Whether women with sickle cell anemia should use hormonal birth control is unknown. Sickle cell anemia is a blood disease. This type of anemia also causes bone pain known as sickle pain crises. A concern is that women with this disease using hormonal birth control may have blood vessels blocked by blood clots or have more bone pain. Clinicians often do not prescribe these types of birth control due to these concerns. However, many women with sickle cell anemia are sexually active, are able to get pregnant and are interested in contraception.
In October 2011, we did a computer search for studies of sickle cell anemia and birth control methods with hormones. We did not find any new trials during the update. Previously, we found one trial of 25 women with sickle cell anemia. This study found that women were less likely to have bone pain while using the injectable birth control known as Depo (a progestin contraceptive). There were no reported serious side effects of Depo.
Since only one study has been done using just a progestin, we have little information about the use of hormonal birth control by women with sickle cell anemia. Depo appears to be a safe birth control option and may reduce the frequency of bone pain.
The limited available data suggest that DMPA is a safe contraceptive option for women in SS disease. In addition to providing effective contraception, DMPA may reduce sickle pain crises.
Whether steroid contraceptives are appropriate for women with homozygous sickle cell (SS) disease remains unresolved. Historically, women with sickle cell disease have experienced difficult pregnancies, characterized by high rates of maternal mortality and morbidity and poor infant outcomes. Unresolved questions about steroidal contraceptives in women with sickle cell disease include whether using them may promote blood clots.
To assess the safety of steroid hormones in this setting, we retrieved and analyzed all randomized controlled trials that examined steroid hormones for contraception in women with SS disease.
In October 2011, we searched the computerized databases CENTRAL, MEDLINE and POPLINE for randomized controlled trials of steroid hormone use for contraception in women with SS disease. We added searches of ClinicalTrials.gov and ICTRP for recent trials. For the initial review, we also searched EMBASE and examined the reference list of each trial as well as that of review articles.
We included any randomized controlled trial in any language that compared steroid hormones for contraception with another contraceptive or placebo. Frequency or intensity of sickle pain crises must have been reported as an outcome.
We assessed for inclusion all titles and abstracts found. We evaluated the methodological quality of the trial found for potential biases by qualitatively assessing the study design, randomization method, allocation concealment, blinding, premature discontinuation rates, and loss to follow-up rates. We entered trial results in RevMan and reported Peto odds ratios with 95% confidence intervals for dichotomous outcomes, such as occurrence of sickle pain crises.
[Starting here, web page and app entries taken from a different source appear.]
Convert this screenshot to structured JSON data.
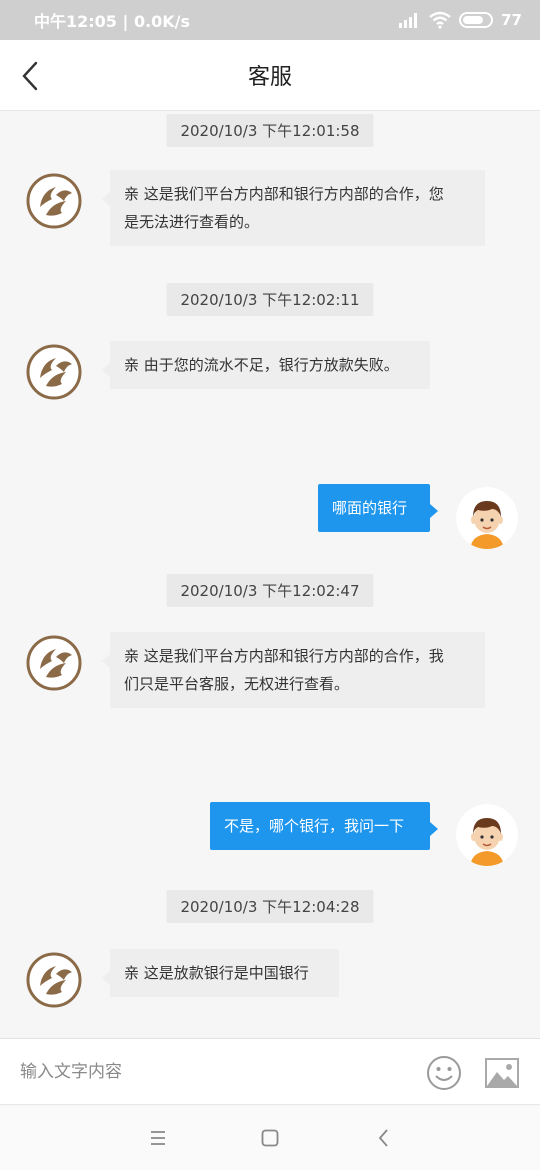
{
  "status_bar": {
    "time": "中午12:05",
    "speed": "0.0K/s",
    "battery": "77"
  },
  "header": {
    "title": "客服"
  },
  "messages": [
    {
      "time": "2020/10/3 下午12:01:58"
    },
    {
      "side": "agent",
      "line1": "亲 这是我们平台方内部和银行方内部的合作，您",
      "line2": "是无法进行查看的。"
    },
    {
      "time": "2020/10/3 下午12:02:11"
    },
    {
      "side": "agent",
      "text": "亲 由于您的流水不足，银行方放款失败。"
    },
    {
      "side": "user",
      "text": "哪面的银行"
    },
    {
      "time": "2020/10/3 下午12:02:47"
    },
    {
      "side": "agent",
      "line1": "亲 这是我们平台方内部和银行方内部的合作，我",
      "line2": "们只是平台客服，无权进行查看。"
    },
    {
      "side": "user",
      "text": "不是，哪个银行，我问一下"
    },
    {
      "time": "2020/10/3 下午12:04:28"
    },
    {
      "side": "agent",
      "text": "亲 这是放款银行是中国银行"
    }
  ],
  "input": {
    "placeholder": "输入文字内容"
  },
  "colors": {
    "user_bubble": "#1e96ee",
    "agent_bubble": "#eeeeee",
    "logo_brown": "#8b6a48"
  }
}
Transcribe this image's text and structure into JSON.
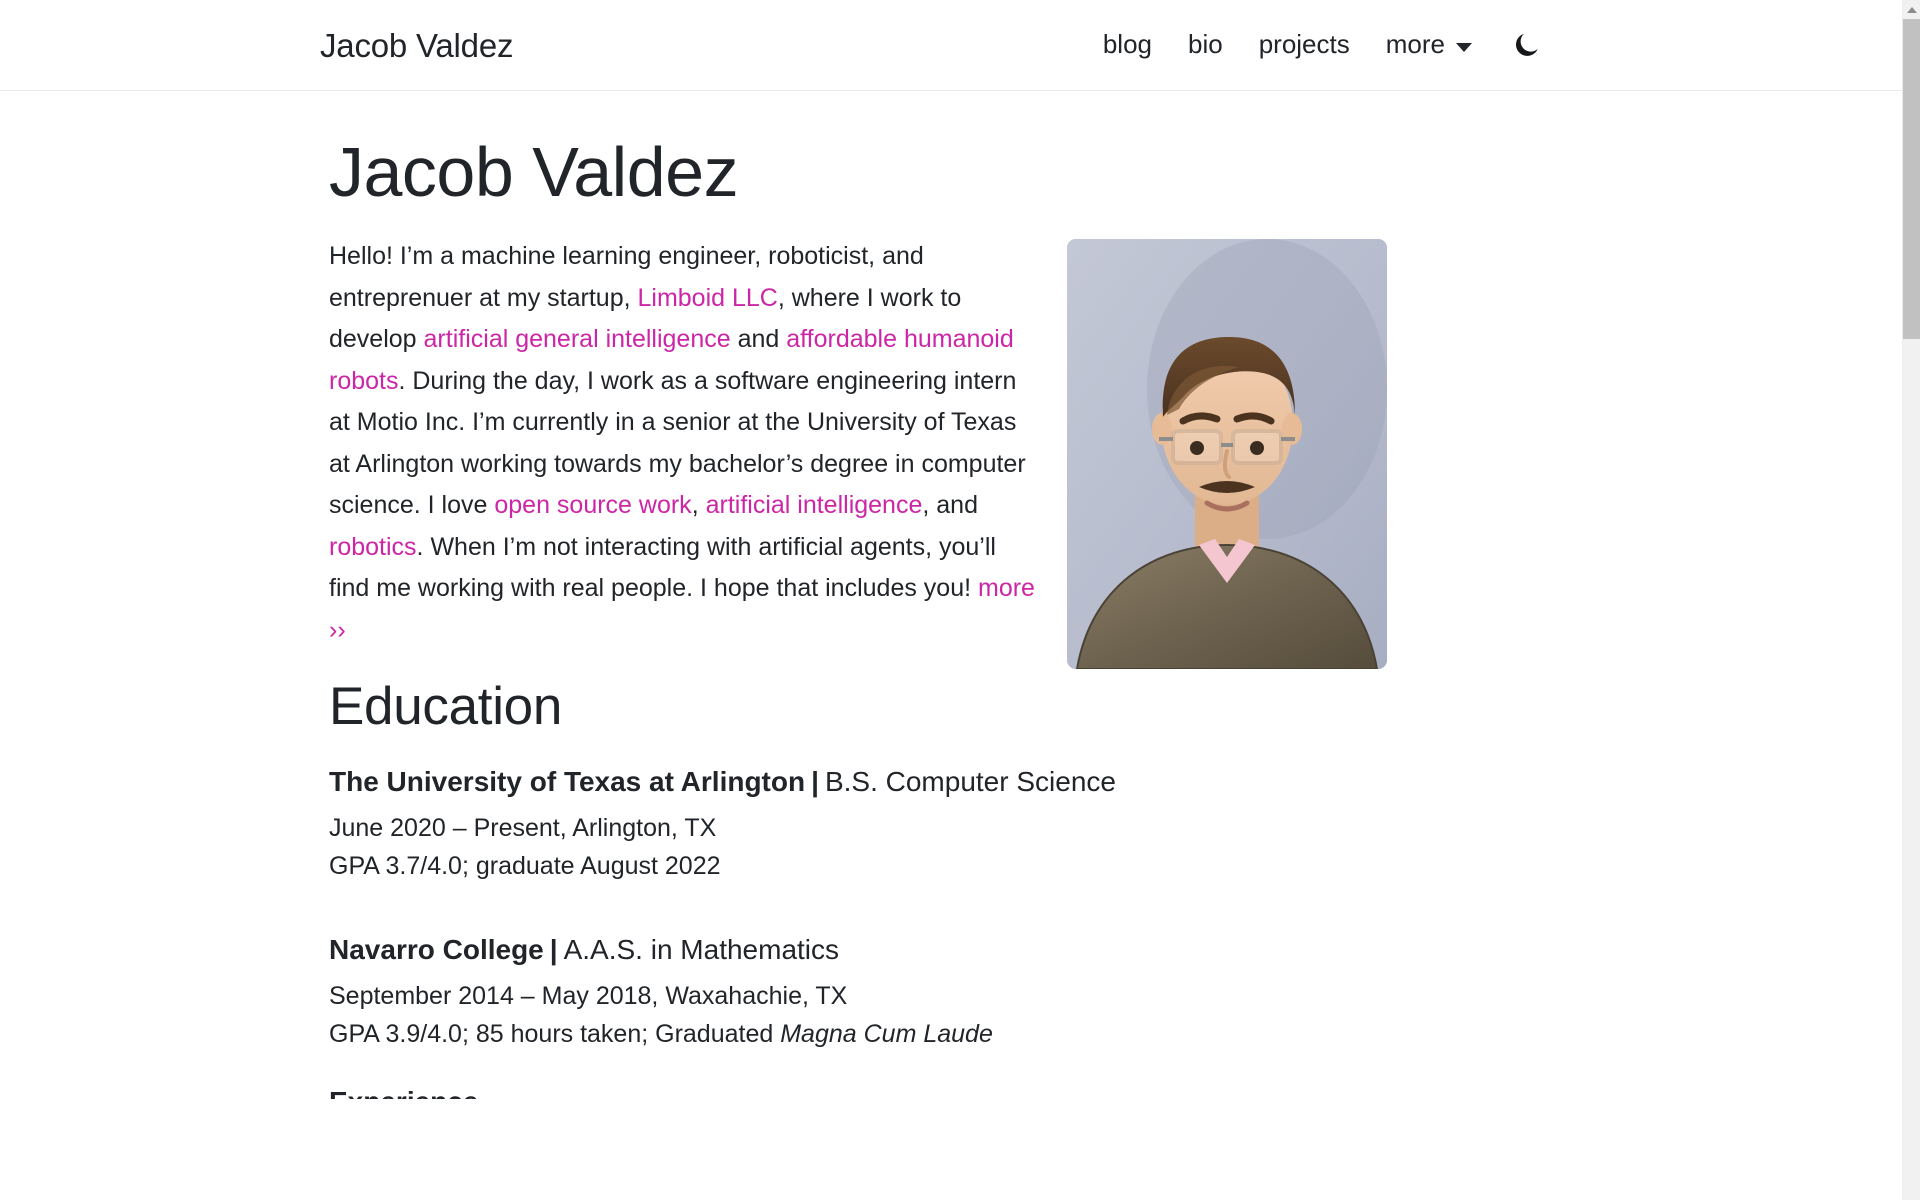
{
  "header": {
    "brand": "Jacob Valdez",
    "nav_items": [
      {
        "label": "blog"
      },
      {
        "label": "bio"
      },
      {
        "label": "projects"
      }
    ],
    "dropdown_label": "more",
    "caret_icon": "chevron-down-icon",
    "theme_toggle_icon": "moon-icon"
  },
  "main": {
    "title": "Jacob Valdez",
    "intro": {
      "p1": "Hello! I’m a machine learning engineer, roboticist, and entreprenuer at my startup, ",
      "link_limboid": "Limboid LLC",
      "p2": ", where I work to develop ",
      "link_agi": "artificial general intelligence",
      "p3": " and ",
      "link_robots": "affordable humanoid robots",
      "p4": ". During the day, I work as a software engineering intern at Motio Inc. I’m currently in a senior at the University of Texas at Arlington working towards my bachelor’s degree in computer science. I love ",
      "link_open_source": "open source work",
      "p5": ", ",
      "link_ai": "artificial intelligence",
      "p6": ", and ",
      "link_robotics": "robotics",
      "p7": ". When I’m not interacting with artificial agents, you’ll find me working with real people. I hope that includes you! ",
      "link_more": "more ››"
    },
    "photo_alt": "Jacob Valdez portrait photo",
    "education": {
      "heading": "Education",
      "entries": [
        {
          "school": "The University of Texas at Arlington",
          "separator": "|",
          "degree": "B.S. Computer Science",
          "dates_location": "June 2020 – Present, Arlington, TX",
          "details": "GPA 3.7/4.0; graduate August 2022",
          "honors": ""
        },
        {
          "school": "Navarro College",
          "separator": "|",
          "degree": "A.A.S. in Mathematics",
          "dates_location": "September 2014 – May 2018, Waxahachie, TX",
          "details": "GPA 3.9/4.0; 85 hours taken; Graduated ",
          "honors": "Magna Cum Laude"
        }
      ]
    },
    "next_section_partial": "Experience"
  },
  "scrollbar": {
    "up_arrow_icon": "scroll-up-arrow-icon"
  },
  "colors": {
    "link": "#cc26a7",
    "text": "#212529",
    "header_border": "#e9ecef",
    "scrollbar_track": "#f1f1f1",
    "scrollbar_thumb": "#c1c1c1"
  }
}
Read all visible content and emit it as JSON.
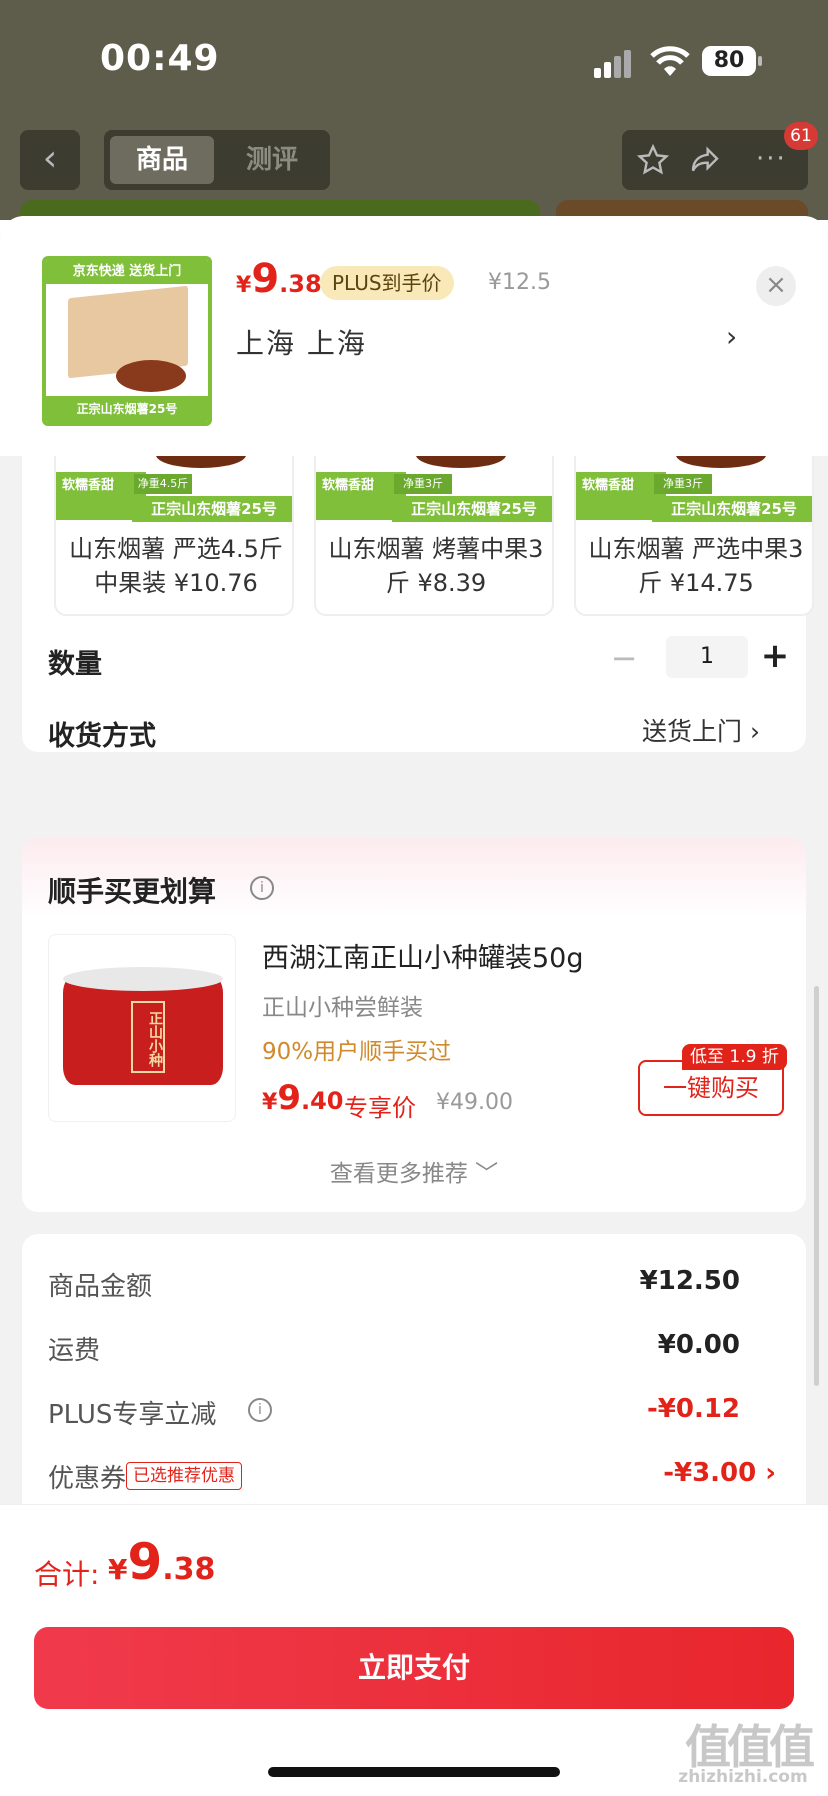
{
  "status_bar": {
    "time": "00:49",
    "battery": "80"
  },
  "top_nav": {
    "back_glyph": "‹",
    "tabs": [
      {
        "label": "商品",
        "active": true
      },
      {
        "label": "测评",
        "active": false
      }
    ],
    "more_glyph": "···",
    "badge_count": "61"
  },
  "header": {
    "price_symbol": "¥",
    "price_int": "9",
    "price_dec": ".38",
    "plus_label": "PLUS到手价",
    "original_price": "¥12.5",
    "close_glyph": "×",
    "address": "上海 上海",
    "address_arrow": "›",
    "image_strip_top": "京东快递 送货上门",
    "image_strip_bottom": "正宗山东烟薯25号"
  },
  "sku_options": [
    {
      "label": "山东烟薯 严选4.5斤中果装 ¥10.76",
      "tag1": "软糯香甜",
      "tag2": "净重4.5斤",
      "banner": "正宗山东烟薯25号"
    },
    {
      "label": "山东烟薯 烤薯中果3斤 ¥8.39",
      "tag1": "软糯香甜",
      "tag2": "净重3斤",
      "banner": "正宗山东烟薯25号"
    },
    {
      "label": "山东烟薯 严选中果3斤 ¥14.75",
      "tag1": "软糯香甜",
      "tag2": "净重3斤",
      "banner": "正宗山东烟薯25号"
    }
  ],
  "quantity": {
    "label": "数量",
    "value": "1",
    "minus": "−",
    "plus": "+"
  },
  "delivery": {
    "label": "收货方式",
    "value": "送货上门 ›"
  },
  "recommend": {
    "title": "顺手买更划算",
    "info_glyph": "i",
    "product_name": "西湖江南正山小种罐装50g",
    "product_sub": "正山小种尝鲜装",
    "buy_percent": "90%用户顺手买过",
    "price_symbol": "¥",
    "price_int": "9",
    "price_dec": ".40",
    "exclusive_label": "专享价",
    "original_price": "¥49.00",
    "discount_tag": "低至 1.9 折",
    "buy_button": "一键购买",
    "see_more": "查看更多推荐 ﹀",
    "tin_text": "正山小种"
  },
  "summary": {
    "rows": [
      {
        "label": "商品金额",
        "value": "¥12.50"
      },
      {
        "label": "运费",
        "value": "¥0.00"
      },
      {
        "label": "PLUS专享立减",
        "value": "-¥0.12"
      },
      {
        "label": "优惠券",
        "value": "-¥3.00 ›"
      }
    ],
    "coupon_tag": "已选推荐优惠"
  },
  "footer": {
    "total_label": "合计:",
    "total_symbol": "¥",
    "total_int": "9",
    "total_dec": ".38",
    "pay_button": "立即支付",
    "watermark": "值值值",
    "watermark_url": "zhizhizhi.com"
  },
  "colors": {
    "accent": "#e2231a",
    "plus_bg": "#f9e9b8",
    "product_green": "#7fbf3a"
  }
}
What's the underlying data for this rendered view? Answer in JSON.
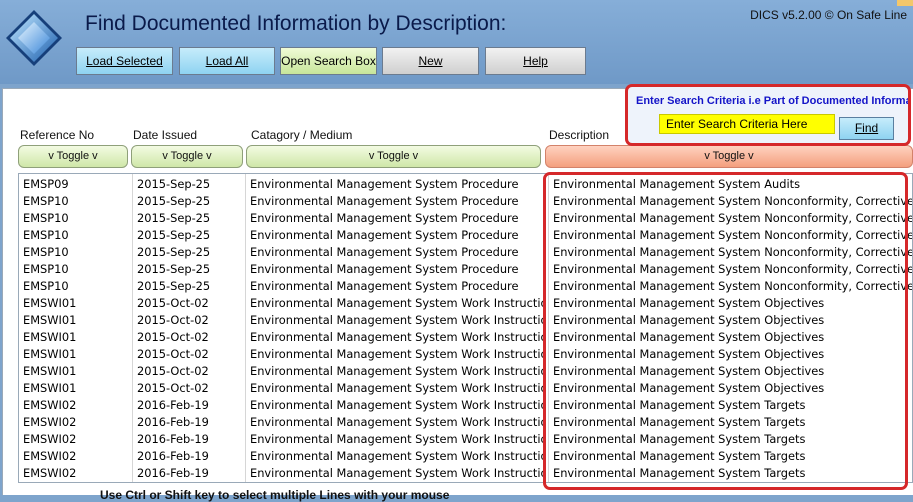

Only one trial met the inclusion criteria. Twenty-five patients were randomized to three monthly depo-medroxyprogesterone acetate (DMPA) or intramuscular saline placebo injections in a crossover design. A six-month washout period was implemented before the crossover; however, pharmacological evidence indicates that levels of DMPA may be detected for more than 200 days after the injection. During DMPA use, women were less likely to experience painful sickle episodes (OR 0.23; 95% CI 0.05 to 1.02). No trial involved estrogen products. We did not find any new trials during the update.